## [EXERCISE AIM]
Whenever a line in the entries includes the word "Last", copy that line out.

(STORED DATA)

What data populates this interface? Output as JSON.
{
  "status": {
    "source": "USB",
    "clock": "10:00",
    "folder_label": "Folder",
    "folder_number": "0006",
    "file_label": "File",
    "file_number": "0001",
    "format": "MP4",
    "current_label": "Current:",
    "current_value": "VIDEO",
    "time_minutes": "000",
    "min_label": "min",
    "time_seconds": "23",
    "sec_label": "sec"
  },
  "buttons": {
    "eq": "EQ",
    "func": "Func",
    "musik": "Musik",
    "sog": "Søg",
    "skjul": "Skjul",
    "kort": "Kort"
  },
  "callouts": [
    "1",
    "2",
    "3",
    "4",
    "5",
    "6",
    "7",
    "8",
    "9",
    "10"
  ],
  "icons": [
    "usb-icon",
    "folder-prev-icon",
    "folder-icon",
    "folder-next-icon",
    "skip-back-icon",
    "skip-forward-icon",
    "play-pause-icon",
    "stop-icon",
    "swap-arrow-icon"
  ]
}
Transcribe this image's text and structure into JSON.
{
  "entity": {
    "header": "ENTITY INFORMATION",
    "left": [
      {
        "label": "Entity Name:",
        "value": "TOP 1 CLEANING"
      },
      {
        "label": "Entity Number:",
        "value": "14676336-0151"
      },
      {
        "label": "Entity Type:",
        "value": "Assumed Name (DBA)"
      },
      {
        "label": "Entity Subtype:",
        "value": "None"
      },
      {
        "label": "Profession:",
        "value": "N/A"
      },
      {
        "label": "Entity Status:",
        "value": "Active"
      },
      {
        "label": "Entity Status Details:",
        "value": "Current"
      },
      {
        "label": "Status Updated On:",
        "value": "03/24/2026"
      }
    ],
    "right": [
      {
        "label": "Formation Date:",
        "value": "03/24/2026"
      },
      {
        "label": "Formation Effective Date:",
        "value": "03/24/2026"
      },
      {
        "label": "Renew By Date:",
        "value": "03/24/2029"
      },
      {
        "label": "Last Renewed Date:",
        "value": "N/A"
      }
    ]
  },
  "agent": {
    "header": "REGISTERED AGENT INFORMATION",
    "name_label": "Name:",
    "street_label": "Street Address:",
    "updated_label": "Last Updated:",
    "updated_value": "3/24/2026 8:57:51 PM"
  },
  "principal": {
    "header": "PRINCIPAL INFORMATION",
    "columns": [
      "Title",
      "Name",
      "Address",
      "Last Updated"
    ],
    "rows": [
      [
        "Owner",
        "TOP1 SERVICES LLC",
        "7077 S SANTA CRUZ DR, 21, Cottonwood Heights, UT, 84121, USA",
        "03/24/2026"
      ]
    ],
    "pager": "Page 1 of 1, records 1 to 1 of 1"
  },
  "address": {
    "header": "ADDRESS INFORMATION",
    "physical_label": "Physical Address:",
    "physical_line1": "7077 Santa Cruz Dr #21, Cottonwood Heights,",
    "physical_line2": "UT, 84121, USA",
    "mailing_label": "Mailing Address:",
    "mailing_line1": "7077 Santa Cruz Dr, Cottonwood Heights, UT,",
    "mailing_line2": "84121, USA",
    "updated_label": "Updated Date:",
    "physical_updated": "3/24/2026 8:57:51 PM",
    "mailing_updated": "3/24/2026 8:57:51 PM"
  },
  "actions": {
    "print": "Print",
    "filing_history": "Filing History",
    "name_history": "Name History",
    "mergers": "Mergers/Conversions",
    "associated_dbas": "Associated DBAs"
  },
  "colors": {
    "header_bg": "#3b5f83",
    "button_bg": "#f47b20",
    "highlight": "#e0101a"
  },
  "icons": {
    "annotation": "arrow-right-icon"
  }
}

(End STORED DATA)

## [RESPONSE]
        "label": "Last Renewed Date:",
    "updated_label": "Last Updated:",
      "Last Updated"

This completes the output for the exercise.